The bipartisan visit was aimed at rebooting ties between Washington and Cairo's new leaders and also to press for reconciliation between the interim military-led government and the vanquished Muslim Brotherhood movement, which remains encamped in two parts of the capital demanding that Morsi be reinstated.
The standoff is into its sixth week and a succession of envoys from the EU, African Union and US have done little to shift the seemingly implacable divide between the two sides, which has twice spilled over into deadly violence and continues to destabilise the country.
McCain and Lindsey arrived in Cairo one day after the deputy secretary of state, underscoring the concern Washington has over the situation in Cairo. Egypt's military chief, Abdel Fatah al-Sisi, has struck a vehement nationalistic posture since ending Morsi's term one year after he was democratically elected. However, Sisi said this week he continues to hold discussions with foreign officials, including the US defence secretary, Chuck Hagel, with whom he speaks daily.
"What happens in Egypt in the coming weeks is very, very critical and will have a decisive impact on this country and in the Middle East as well," McCain said.

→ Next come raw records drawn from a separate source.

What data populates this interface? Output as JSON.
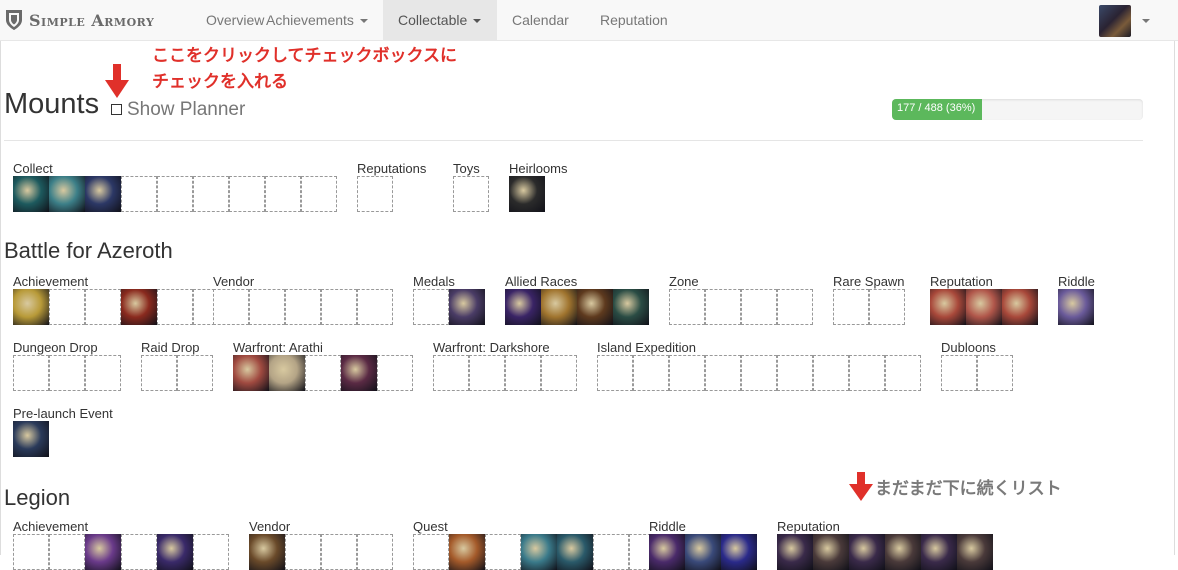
{
  "nav": {
    "brand": "Simple Armory",
    "items": [
      "Overview",
      "Achievements",
      "Collectable",
      "Calendar",
      "Reputation"
    ]
  },
  "annotations": {
    "instruction_line1": "ここをクリックしてチェックボックスに",
    "instruction_line2": "チェックを入れる",
    "more_below": "まだまだ下に続くリスト"
  },
  "header": {
    "title": "Mounts",
    "planner_label": "Show Planner",
    "planner_checked": false,
    "progress_text": "177 / 488 (36%)",
    "progress_fraction": 0.36
  },
  "colors": {
    "progress": "#5cb85c",
    "annotation_red": "#e0302a",
    "slot_border": "#999999"
  },
  "top_categories": [
    {
      "label": "Collect",
      "slots": [
        "#1d5a5e",
        "#3c7f88",
        "#2c3866",
        "",
        "",
        "",
        "",
        "",
        ""
      ]
    },
    {
      "label": "Reputations",
      "slots": [
        ""
      ]
    },
    {
      "label": "Toys",
      "slots": [
        ""
      ]
    },
    {
      "label": "Heirlooms",
      "slots": [
        "#2b2b2b"
      ]
    }
  ],
  "sections": [
    {
      "title": "Battle for Azeroth",
      "rows": [
        [
          {
            "label": "Achievement",
            "slots": [
              "#b89a38",
              "",
              "",
              "#8a2a1e",
              "",
              ""
            ]
          },
          {
            "label": "Vendor",
            "slots": [
              "",
              "",
              "",
              "",
              ""
            ]
          },
          {
            "label": "Medals",
            "slots": [
              "",
              "#4a3c66"
            ]
          },
          {
            "label": "Allied Races",
            "slots": [
              "#3a2466",
              "#a0742e",
              "#5e3a1e",
              "#2a4c44"
            ]
          },
          {
            "label": "Zone",
            "slots": [
              "",
              "",
              "",
              ""
            ]
          },
          {
            "label": "Rare Spawn",
            "slots": [
              "",
              ""
            ]
          },
          {
            "label": "Reputation",
            "slots": [
              "#a8483a",
              "#b0564a",
              "#a8483a"
            ]
          },
          {
            "label": "Riddle",
            "slots": [
              "#6a5a9a"
            ]
          }
        ],
        [
          {
            "label": "Dungeon Drop",
            "slots": [
              "",
              "",
              ""
            ]
          },
          {
            "label": "Raid Drop",
            "slots": [
              "",
              ""
            ]
          },
          {
            "label": "Warfront: Arathi",
            "slots": [
              "#a04a40",
              "#b4a486",
              "",
              "#5a2a44",
              ""
            ]
          },
          {
            "label": "Warfront: Darkshore",
            "slots": [
              "",
              "",
              "",
              ""
            ]
          },
          {
            "label": "Island Expedition",
            "slots": [
              "",
              "",
              "",
              "",
              "",
              "",
              "",
              "",
              ""
            ]
          },
          {
            "label": "Dubloons",
            "slots": [
              "",
              ""
            ]
          }
        ],
        [
          {
            "label": "Pre-launch Event",
            "slots": [
              "#2a3a5a"
            ]
          }
        ]
      ]
    },
    {
      "title": "Legion",
      "rows": [
        [
          {
            "label": "Achievement",
            "slots": [
              "",
              "",
              "#6a3a8a",
              "",
              "#3a2a6a",
              ""
            ]
          },
          {
            "label": "Vendor",
            "slots": [
              "#6a4a2a",
              "",
              "",
              ""
            ]
          },
          {
            "label": "Quest",
            "slots": [
              "",
              "#a45a2a",
              "",
              "#3a7a8a",
              "#2a5a6a",
              "",
              ""
            ]
          },
          {
            "label": "Riddle",
            "slots": [
              "#4a2a6a",
              "#3a4a7a",
              "#2a2a8a"
            ]
          },
          {
            "label": "Reputation",
            "slots": [
              "#3a2a4a",
              "#4a3a3a",
              "#3a2a4a",
              "#4a3a3a",
              "#3a2a4a",
              "#4a3a3a"
            ]
          }
        ]
      ]
    }
  ]
}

Both senators pressed Sisi to release political prisoners, including Morsi, who has been held at a military base several hours outside of Cairo since 3 July. Morsi is being held with two aides, but is understood to have had no visits from his family. He has access to two daily newspapers and two television stations.
A number of Brotherhood leaders, including Morsi, face criminal charges. The allegations have infuriated Brotherhood backers who say they will remain on the country's deeply polarised streets until Morsi is reinstated.
Egypt's military is understood to be readying for an operation to clear both protest sites as soon as this Sunday, when the three-day Islamic festival of Eid al-Fitr finishes. Sisi and his senior officers have twice this week warned the Brotherhood they must leave the camps.